In contrast, the following is an example of an activity that is not an unrelated trade or business. An exempt art museum runs a dining room, cafeteria, and a snack bar. All are available for use by visitors and museum employees. The facilities allow visitors to stay in the museum and view more exhibits while also providing employees with a place to eat on-site. The operation of the dining room, cafeteria, and snack bar "contributed importantly" to the accomplishment of the organizations exempt purpose and therefore would not be considered an unrelated trade or business.22

Now take an exempt youth welfare organization. It operates a miniature golf course that is open to the public, managed by salaried employees, and substantially similar to commercial courses, including the charging of comparable fees.23 Because this miniature golf course is run in a commercial manner, it does not "contribute importantly" to the accomplishment of the youth welfare organizations exempt purpose.24 It is therefore considered an unrelated trade or business.

Similarly, an organization is organized and operated under Code §501(c)(3) for the prevention of animal cruelty.
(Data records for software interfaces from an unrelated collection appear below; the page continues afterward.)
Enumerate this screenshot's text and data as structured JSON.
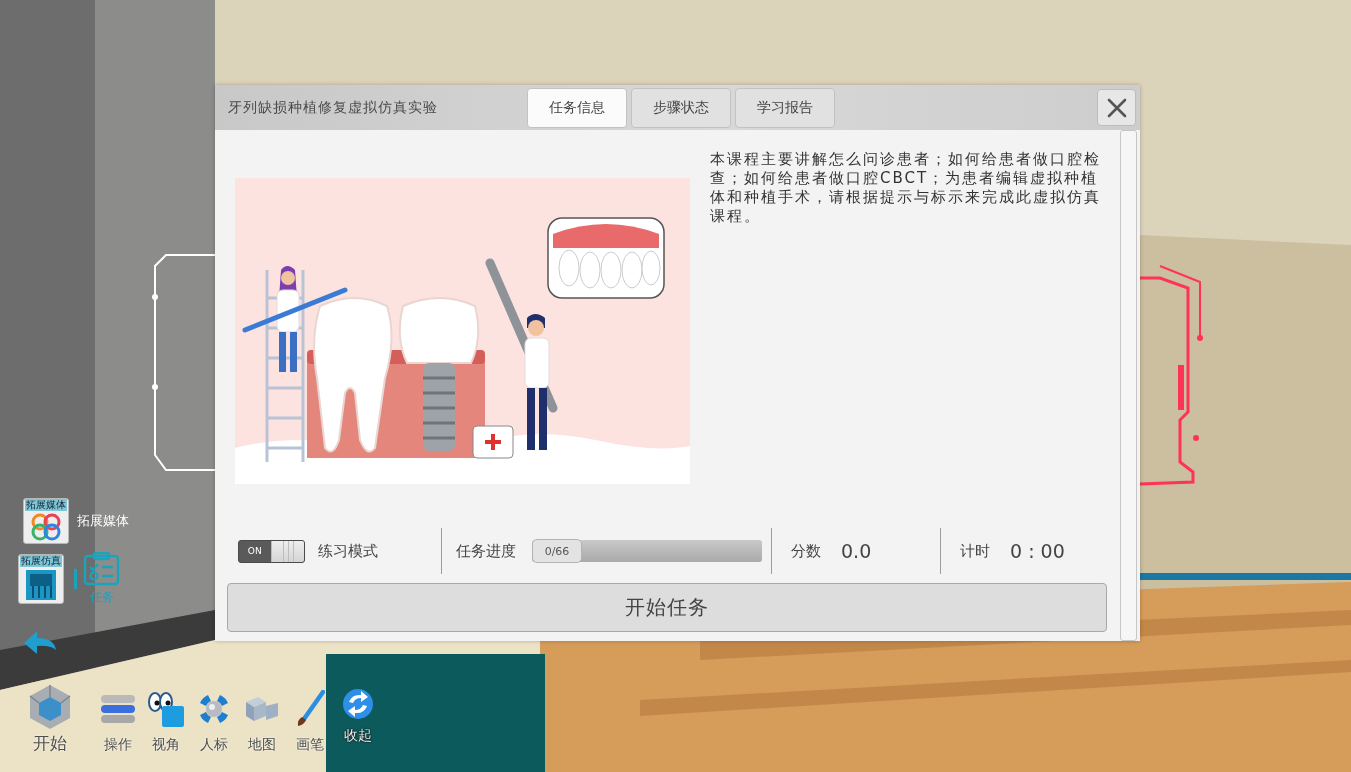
{
  "dialog": {
    "title": "牙列缺损种植修复虚拟仿真实验",
    "tabs": [
      {
        "label": "任务信息",
        "selected": true
      },
      {
        "label": "步骤状态",
        "selected": false
      },
      {
        "label": "学习报告",
        "selected": false
      }
    ],
    "description": "本课程主要讲解怎么问诊患者；如何给患者做口腔检查；如何给患者做口腔CBCT；为患者编辑虚拟种植体和种植手术，请根据提示与标示来完成此虚拟仿真课程。",
    "practice_mode": {
      "switch_text": "ON",
      "on": true,
      "label": "练习模式"
    },
    "progress": {
      "label": "任务进度",
      "reading": "0/66",
      "level": 0
    },
    "score": {
      "label": "分数",
      "value": "0.0"
    },
    "timer": {
      "label": "计时",
      "value": "0 : 00"
    },
    "start_button": {
      "label": "开始任务"
    }
  },
  "side_panel": {
    "media": {
      "tile_caption": "拓展媒体",
      "label": "拓展媒体"
    },
    "simulation": {
      "tile_caption": "拓展仿真"
    },
    "task": {
      "label": "任务",
      "active": true
    }
  },
  "toolbar": [
    {
      "kind": "start",
      "label": "开始"
    },
    {
      "kind": "operate",
      "label": "操作"
    },
    {
      "kind": "view",
      "label": "视角"
    },
    {
      "kind": "marker",
      "label": "人标"
    },
    {
      "kind": "map",
      "label": "地图"
    },
    {
      "kind": "brush",
      "label": "画笔"
    },
    {
      "kind": "collapse",
      "label": "收起"
    }
  ]
}
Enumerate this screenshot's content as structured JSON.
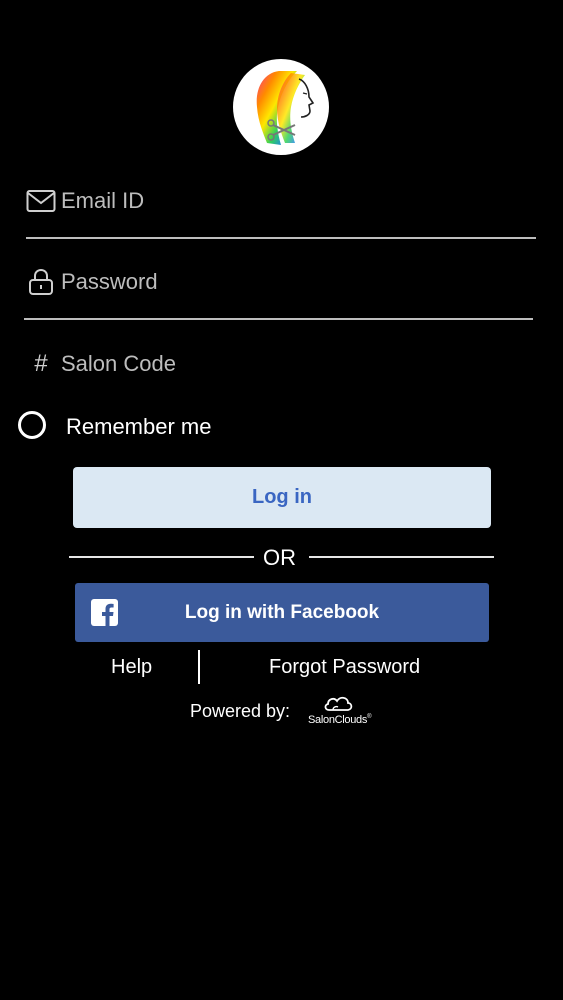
{
  "logo": {
    "icon": "salon-woman-rainbow-hair-logo"
  },
  "form": {
    "email": {
      "placeholder": "Email ID",
      "value": "",
      "icon": "envelope-icon"
    },
    "password": {
      "placeholder": "Password",
      "value": "",
      "icon": "lock-icon"
    },
    "salon_code": {
      "placeholder": "Salon Code",
      "value": "",
      "icon": "hash-icon",
      "icon_glyph": "#"
    },
    "remember_me": {
      "label": "Remember me",
      "checked": false
    }
  },
  "actions": {
    "login_label": "Log in",
    "or_label": "OR",
    "facebook_label": "Log in with Facebook",
    "help_label": "Help",
    "forgot_label": "Forgot Password"
  },
  "footer": {
    "powered_by": "Powered by:",
    "brand": "SalonClouds",
    "brand_mark": "®"
  },
  "colors": {
    "background": "#000000",
    "login_button_bg": "#dbe8f3",
    "login_button_text": "#3a66c2",
    "facebook_blue": "#3b5a9b",
    "placeholder": "#bdbdbd"
  }
}
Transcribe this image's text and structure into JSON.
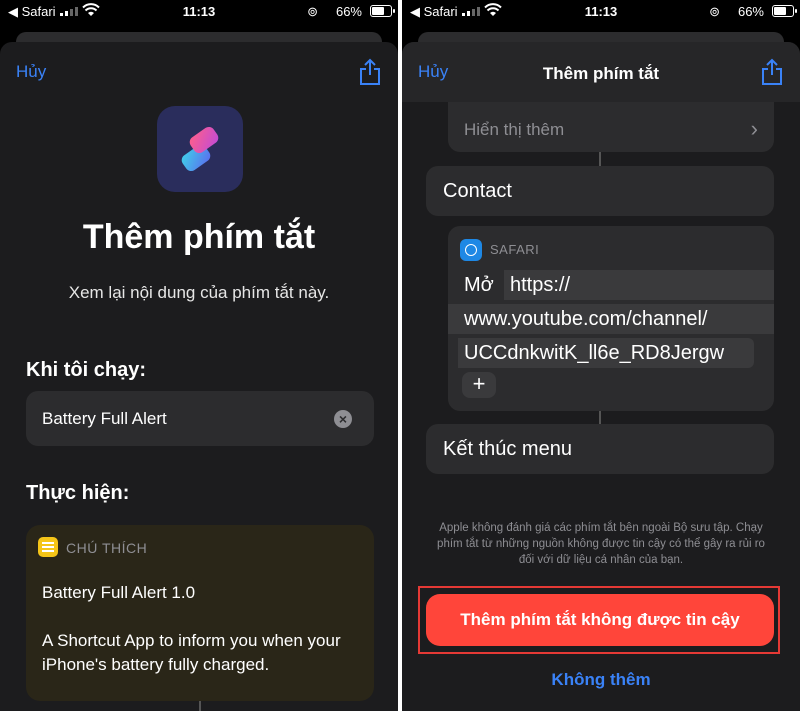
{
  "status_bar": {
    "back_label": "◀ Safari",
    "time": "11:13",
    "battery_percent": "66%",
    "signal_bars": 2,
    "icons": [
      "signal-icon",
      "wifi-icon",
      "rotation-lock-icon",
      "battery-icon"
    ]
  },
  "left": {
    "cancel_label": "Hủy",
    "title": "Thêm phím tắt",
    "subtitle": "Xem lại nội dung của phím tắt này.",
    "when_run_label": "Khi tôi chạy:",
    "shortcut_name": "Battery Full Alert",
    "actions_label": "Thực hiện:",
    "comment": {
      "label": "CHÚ THÍCH",
      "title": "Battery Full Alert 1.0",
      "body": "A Shortcut App to inform you when your iPhone's  battery fully charged."
    }
  },
  "right": {
    "cancel_label": "Hủy",
    "nav_title": "Thêm phím tắt",
    "show_more_label": "Hiển thị thêm",
    "contact_label": "Contact",
    "safari_action": {
      "app_label": "SAFARI",
      "open_label": "Mở",
      "url_line1": "https://",
      "url_line2": "www.youtube.com/channel/",
      "url_line3": "UCCdnkwitK_ll6e_RD8Jergw",
      "add_symbol": "+"
    },
    "end_menu_label": "Kết thúc menu",
    "warning_text": "Apple không đánh giá các phím tắt bên ngoài Bộ sưu tập. Chạy phím tắt từ những nguồn không được tin cậy có thể gây ra rủi ro đối với dữ liệu cá nhân của bạn.",
    "add_untrusted_label": "Thêm phím tắt không được tin cậy",
    "dont_add_label": "Không thêm"
  },
  "colors": {
    "accent_blue": "#3a82f7",
    "destructive_red": "#ff453a",
    "highlight_box": "#e53935",
    "note_yellow": "#f5c518"
  }
}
If it provides animal boarding and grooming services to the general public, these services do not "contribute importantly" to the accomplishment of preventing animal cruelty and would therefore be an unrelated trade or business.25

Generally, when the business is run for the convenience of those the organization is formed to serve or those it employs, there's a better chance that the business will not be considered unrelated. This is especially true when looking at the proportion of services provided to those the nonprofit was organized to serve versus those provided to the general public.


As stated in the Treasury Regulations, "the primary objective of adoption of the unrelated business income tax was to eliminate a source of unfair competition by placing the unrelated business activities of certain exempt organizations upon the same tax basis as the nonexempt business endeavors with which they compete."26 However, fairness is in the eye of the beholder. We must remember the vital role that nonprofits play in our economy. In addition to the direct benefits of their exempt purposes, the nonprofit sector is actually put at a disadvantage because they hire, train, and supervise individuals that would not otherwise be employable in the mainstream labor market. And there is potential for damage to our social fabric as well as our economy if the nonprofit sector cannot be sustained.

One thing is clear, while the U.B.I.T. may have many fans and an equal number of critics, as one looks out onto the horizon, the U.B.I.T. lives on.


1. Code §501(c)(3).

2. "Exemption Requirements - 501(c)(3) Organizations," I.R.S., last reviewed or updated August 7, 2019.

3. Code §511.

4. Trinidad v. Sagrada Orden, 263 U.S. 578, 581 (1924).

5. Henry B. Hansmann, Unfair Competition and the Unrelated Business Income Tax, 75 VALR 605 (1989).

6. James J. Fishman, Stephen Schwarz, & Lloyd Hitoshi Mayer, Nonprofit Organizations (5th ed. 2015), p. 527.

7. Fishman, Nonprofit Organizations, p. 530.

8. Id. at p. 527.

9. Id. at p. 556.

10. Id.

11. Treas. Reg. §1.513-1(b); H.R. Rep. No. 2319, 81st Cong., 2d Sess. 36-37 (1950).

12. Code §511; Fishman, Nonprofit Organizations, pp. 530, 551.

13. Code §513.

14. Tax on Unrelated Business Income of Exempt Organizations, I.R.S. Pub. No. 598, Cat. No. 46598X (Rev. Feb. 2019).

15. Id.

16. Id.

17. U.S. v. Am. College of Physicians, 475 U.S. 834, 849 (1986).

18. Taxation of Exempt Organizations, Thomas Reuters Tax and Accounting, TEO WGL ¶ 22.05 (Mar. 2019).

19. Id.

20. Id.

21. Rev. Rul. 57-313.

22. I.R.S. Pub. No. 598.

23. Id.

24. Id.

25. Id.

26. Treas. Reg. §1.513-1(b).

The content of this article is intended to provide a general guide to the subject matter. Specialist advice should be sought about your specific circumstances.